You need both sides of the coin. You need that music that’s happy and turnt up and exciting in that way where it gets you amped up when you go out to party. But you also need that shit for when you’re alone and you don’t feel that great.
What incited you getting into DJ’ing as Violet Waters?
Me being sad [laughs]. It was a way to help me stay happy. When I DJ I be so into it. I look serious as fuck. I started doing that in my house just to keep my spirits up and then one of my homies — Ant Blue Jr. — asked me to come DJ at Kinfolk one night, and I was like “Sure,” and I did it. He was like, “If you just get out there and do it, you’re only gonna get better,” because I was super nervous. So I did it and I got a really good reception so I was like, “OK, I’m gonna keep doing this.” That’s when I started booking things and going to different places and DJ’ing. It’s something I genuinely love — making money off of it is cool but I was doing it for a whole year before I started making money.
Every DJ has a memorable transition that they’ll always remember. What has been a memorable song transition for you?
Damn, I don’t even wanna give y’all the sauce because niggas is gonna steal my sauce, but whatever. I have this transition from Lil Boosie’s “Wipe Me Down” into the Gorillaz’ “Clint Eastwood.” I’m looping that first part of “Clint Eastwood” while “Wipe Me Down” is playing.

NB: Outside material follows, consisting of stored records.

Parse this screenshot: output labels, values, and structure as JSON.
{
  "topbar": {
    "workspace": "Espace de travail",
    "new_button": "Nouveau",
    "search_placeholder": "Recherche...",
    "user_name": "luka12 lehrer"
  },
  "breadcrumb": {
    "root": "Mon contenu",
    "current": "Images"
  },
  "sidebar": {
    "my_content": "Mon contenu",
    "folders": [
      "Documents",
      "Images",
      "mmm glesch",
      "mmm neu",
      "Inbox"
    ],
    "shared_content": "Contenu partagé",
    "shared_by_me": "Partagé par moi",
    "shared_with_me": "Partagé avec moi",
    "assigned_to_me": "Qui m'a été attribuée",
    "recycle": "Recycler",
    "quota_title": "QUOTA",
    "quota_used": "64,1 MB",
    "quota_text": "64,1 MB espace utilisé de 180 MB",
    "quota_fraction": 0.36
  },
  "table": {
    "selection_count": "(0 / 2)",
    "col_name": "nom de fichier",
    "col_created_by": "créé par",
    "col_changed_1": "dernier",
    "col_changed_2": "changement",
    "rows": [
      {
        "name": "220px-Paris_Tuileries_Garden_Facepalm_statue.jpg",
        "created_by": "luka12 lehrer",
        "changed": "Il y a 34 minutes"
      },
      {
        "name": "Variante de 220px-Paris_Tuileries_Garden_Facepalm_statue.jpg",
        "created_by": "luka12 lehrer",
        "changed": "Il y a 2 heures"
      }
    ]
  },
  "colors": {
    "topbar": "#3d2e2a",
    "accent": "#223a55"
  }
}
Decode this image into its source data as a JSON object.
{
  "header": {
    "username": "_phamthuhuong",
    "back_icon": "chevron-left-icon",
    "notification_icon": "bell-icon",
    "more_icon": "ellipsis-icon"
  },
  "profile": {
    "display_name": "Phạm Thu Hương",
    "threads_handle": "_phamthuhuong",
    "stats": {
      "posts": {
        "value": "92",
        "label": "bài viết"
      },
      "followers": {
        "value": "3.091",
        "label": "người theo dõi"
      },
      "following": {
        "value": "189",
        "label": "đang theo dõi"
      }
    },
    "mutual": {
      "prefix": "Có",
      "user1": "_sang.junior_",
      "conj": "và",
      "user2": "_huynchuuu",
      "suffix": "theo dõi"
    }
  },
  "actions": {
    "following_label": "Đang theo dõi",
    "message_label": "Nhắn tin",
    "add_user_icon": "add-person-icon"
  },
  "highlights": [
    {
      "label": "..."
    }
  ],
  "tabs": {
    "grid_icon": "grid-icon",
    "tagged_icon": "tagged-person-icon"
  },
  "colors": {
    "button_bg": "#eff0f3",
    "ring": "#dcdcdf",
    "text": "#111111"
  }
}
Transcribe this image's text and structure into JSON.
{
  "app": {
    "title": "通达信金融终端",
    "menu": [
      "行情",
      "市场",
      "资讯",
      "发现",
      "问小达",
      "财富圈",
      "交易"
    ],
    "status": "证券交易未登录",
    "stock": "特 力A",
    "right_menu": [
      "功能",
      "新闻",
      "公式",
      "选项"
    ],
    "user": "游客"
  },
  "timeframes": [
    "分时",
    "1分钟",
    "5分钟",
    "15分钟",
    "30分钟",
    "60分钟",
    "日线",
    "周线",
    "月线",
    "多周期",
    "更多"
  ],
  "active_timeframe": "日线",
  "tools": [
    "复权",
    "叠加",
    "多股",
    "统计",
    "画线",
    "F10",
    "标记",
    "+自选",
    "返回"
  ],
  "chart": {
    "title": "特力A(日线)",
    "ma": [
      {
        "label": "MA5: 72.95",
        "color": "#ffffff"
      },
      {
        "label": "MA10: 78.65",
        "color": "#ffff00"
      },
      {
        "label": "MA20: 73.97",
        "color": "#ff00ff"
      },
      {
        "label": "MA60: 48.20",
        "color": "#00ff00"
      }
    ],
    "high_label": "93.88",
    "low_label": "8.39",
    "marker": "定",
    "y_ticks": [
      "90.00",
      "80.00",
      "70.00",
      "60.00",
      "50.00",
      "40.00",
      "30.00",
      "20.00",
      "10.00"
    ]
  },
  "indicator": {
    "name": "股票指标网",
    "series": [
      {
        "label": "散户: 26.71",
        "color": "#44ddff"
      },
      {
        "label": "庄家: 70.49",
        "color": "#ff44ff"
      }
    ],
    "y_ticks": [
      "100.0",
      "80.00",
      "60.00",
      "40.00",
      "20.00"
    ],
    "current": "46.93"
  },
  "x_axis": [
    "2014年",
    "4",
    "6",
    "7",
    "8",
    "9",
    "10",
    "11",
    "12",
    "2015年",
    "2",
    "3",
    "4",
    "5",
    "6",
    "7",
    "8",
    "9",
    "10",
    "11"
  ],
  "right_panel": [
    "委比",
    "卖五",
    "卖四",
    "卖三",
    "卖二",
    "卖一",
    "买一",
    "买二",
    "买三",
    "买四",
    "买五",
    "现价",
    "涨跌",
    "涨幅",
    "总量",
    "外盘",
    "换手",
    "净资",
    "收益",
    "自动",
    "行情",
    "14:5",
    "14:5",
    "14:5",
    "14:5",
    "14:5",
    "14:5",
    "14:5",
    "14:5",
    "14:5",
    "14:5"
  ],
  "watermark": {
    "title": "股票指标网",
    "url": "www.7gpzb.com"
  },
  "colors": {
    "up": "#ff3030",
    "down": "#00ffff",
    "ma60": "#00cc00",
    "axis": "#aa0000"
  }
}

And then I fully transition into “Clint Eastwood,” and then right when Del the Funky Homosapien’s verse comes in I play The Isley Brothers’ “Between The Sheets,” and then I just loop that shit as he’s rapping. Every time I do that shit, niggas be looking like, “What?” I get the same reaction every time.
I always enjoy DJs who do that because they show the similarities between songs especially if they’re not in the same genre.
Facts, and that’s what I love about DJ’ing. This past weekend I was DJ’ing in D.C. and I was playing Soulja Boy’s “Donk.” Then I transitioned into Pretty Rick’s “On The Hotline,” and everybody was like, “What the fuck?” I love doing shit like that.
With the music video for “Leave Me Alone,” I was wondering how JPEGMAFIA ended up making a cameo, and if you ever hope you get back to a point in your life to where you don’t have a smartphone or you’re able to go back to a flip phone?
First of all, JPEGMAFIA’s my friend and he’s an incredible human. So I asked him to be in the video and he said, “OK.” Actually, I think about that every day, like, “When did I not have a phone?” I’m honestly working toward not having a phone. I’m trying to be so rich that I don’t have to be reached at all unless I wanna be reached. Hopefully one day I can go back to a flip phone or niggas can just reach me on email on some normal shit. Because being able to be reached through so many different things is so excessive. You have a phone — somebody could call you on it, they can also text you, they can tweet you, they can Instagram DM you, they can Snapchat you. It’s just too much.
That’s why I found so much catharsis in you hitting all those phones with a baseball bat.
When we were talking about the concept of the video I was like, “I wanna hit a phone with a bat.” Straight up. It needs to be somewhere in the video. But it’s funny because people hear that song and see that video and they still overstep their boundaries, which is so weird to me. Like, “I wasn’t making this song for my health I was telling you guys what was really going on. I really want y’all to leave me the hell alone.”
Was there anything else you wanted to add?
I usually end my interviews like this — touch yourself, you will be a lot happier. The end.